|Number of pages||13|
|Journal||Domestic Animal Endocrinology|
|State||Published - Oct 2010|
Bibliographical noteFunding Information:
Support for this research was provided by the Kentucky Agricultural Experiment Station Publication No. 10-07-072. Products used in this research were donated or purchased. Suppliers had no input into the design or conduct of these studies. The authors express gratitude to Julie Cannon, Alma True, Kelly Brown, Anne Koontz, Kyle Earing, and Susanna Kitts for assistance with tissue collection; to Alma True for validation of the DPPIV plasma assay; and to Louis Dionissopoulus and Shengfa Liao for assistance with RT-PCR assays.

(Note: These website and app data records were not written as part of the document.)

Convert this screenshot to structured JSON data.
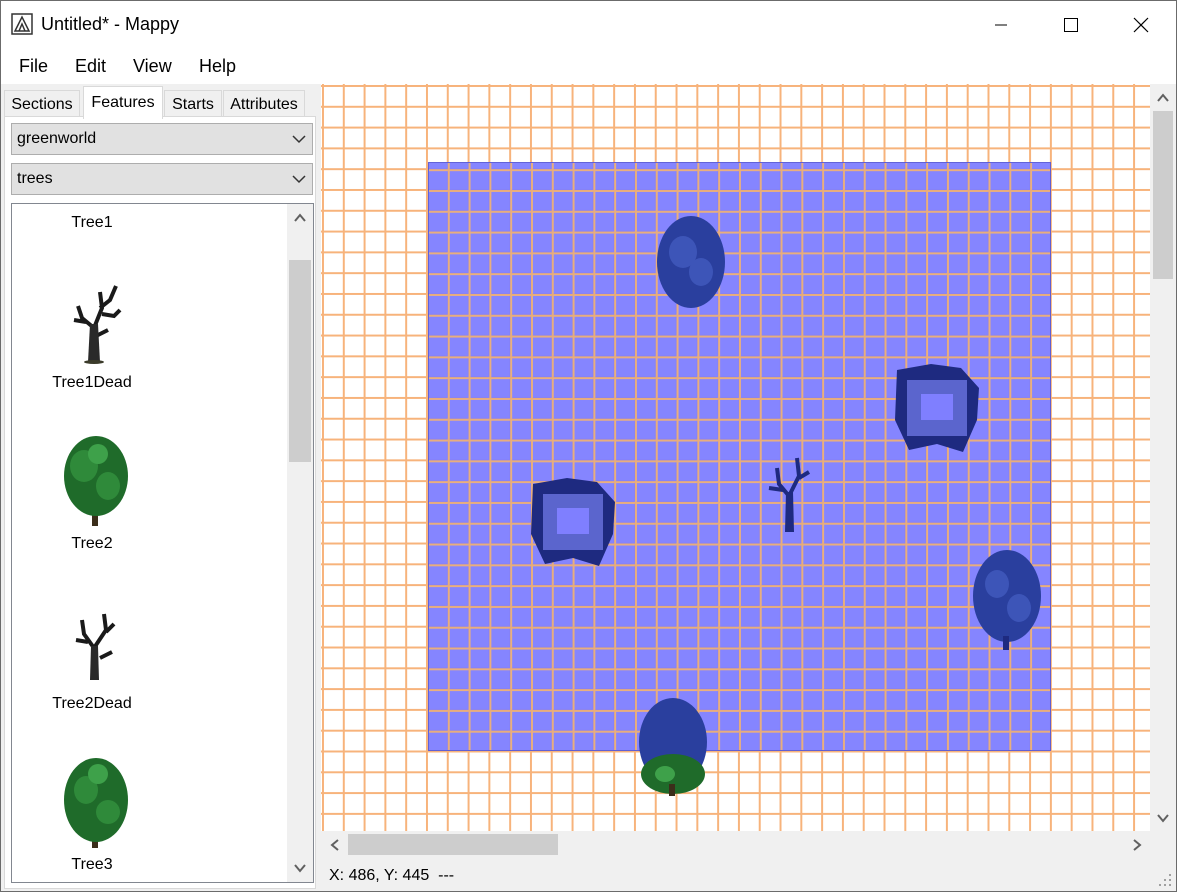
{
  "window": {
    "title": "Untitled* - Mappy"
  },
  "menu": {
    "items": [
      "File",
      "Edit",
      "View",
      "Help"
    ]
  },
  "tabs": [
    {
      "label": "Sections",
      "active": false
    },
    {
      "label": "Features",
      "active": true
    },
    {
      "label": "Starts",
      "active": false
    },
    {
      "label": "Attributes",
      "active": false
    }
  ],
  "selects": {
    "world": "greenworld",
    "category": "trees"
  },
  "features": [
    {
      "label": "Tree1",
      "icon": "tree-icon"
    },
    {
      "label": "Tree1Dead",
      "icon": "dead-tree-icon"
    },
    {
      "label": "Tree2",
      "icon": "tree-icon"
    },
    {
      "label": "Tree2Dead",
      "icon": "dead-tree-icon"
    },
    {
      "label": "Tree3",
      "icon": "tree-icon"
    }
  ],
  "status": {
    "text": "X: 486, Y: 445  ---"
  },
  "colors": {
    "grid": "#f7b37b",
    "map_fill": "#7f7fff",
    "tree_green": "#1f6b2a",
    "tree_blue": "#2a3f9e"
  }
}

C.C. Taylor-Edwards is presently affiliated with the Center for Veterinary Medicine, US Food and Drug Administration, Rockville, MD. This manuscript was written by C.C. Taylor-Edwards in her private capacity. No official support or endorsement by the FDA is intended or should be inferred. All authors have approved the final article. The authors declare no conflicts of interest. Source of funding: Specific Cooperative Agreement between USDA-ARS-Forage Animal Production Research Unit and the University of Kentucky and the Faculty Research Support Program , University of Kentucky.
ASJC Scopus subject areas
- Food Animals
- Animal Science and Zoology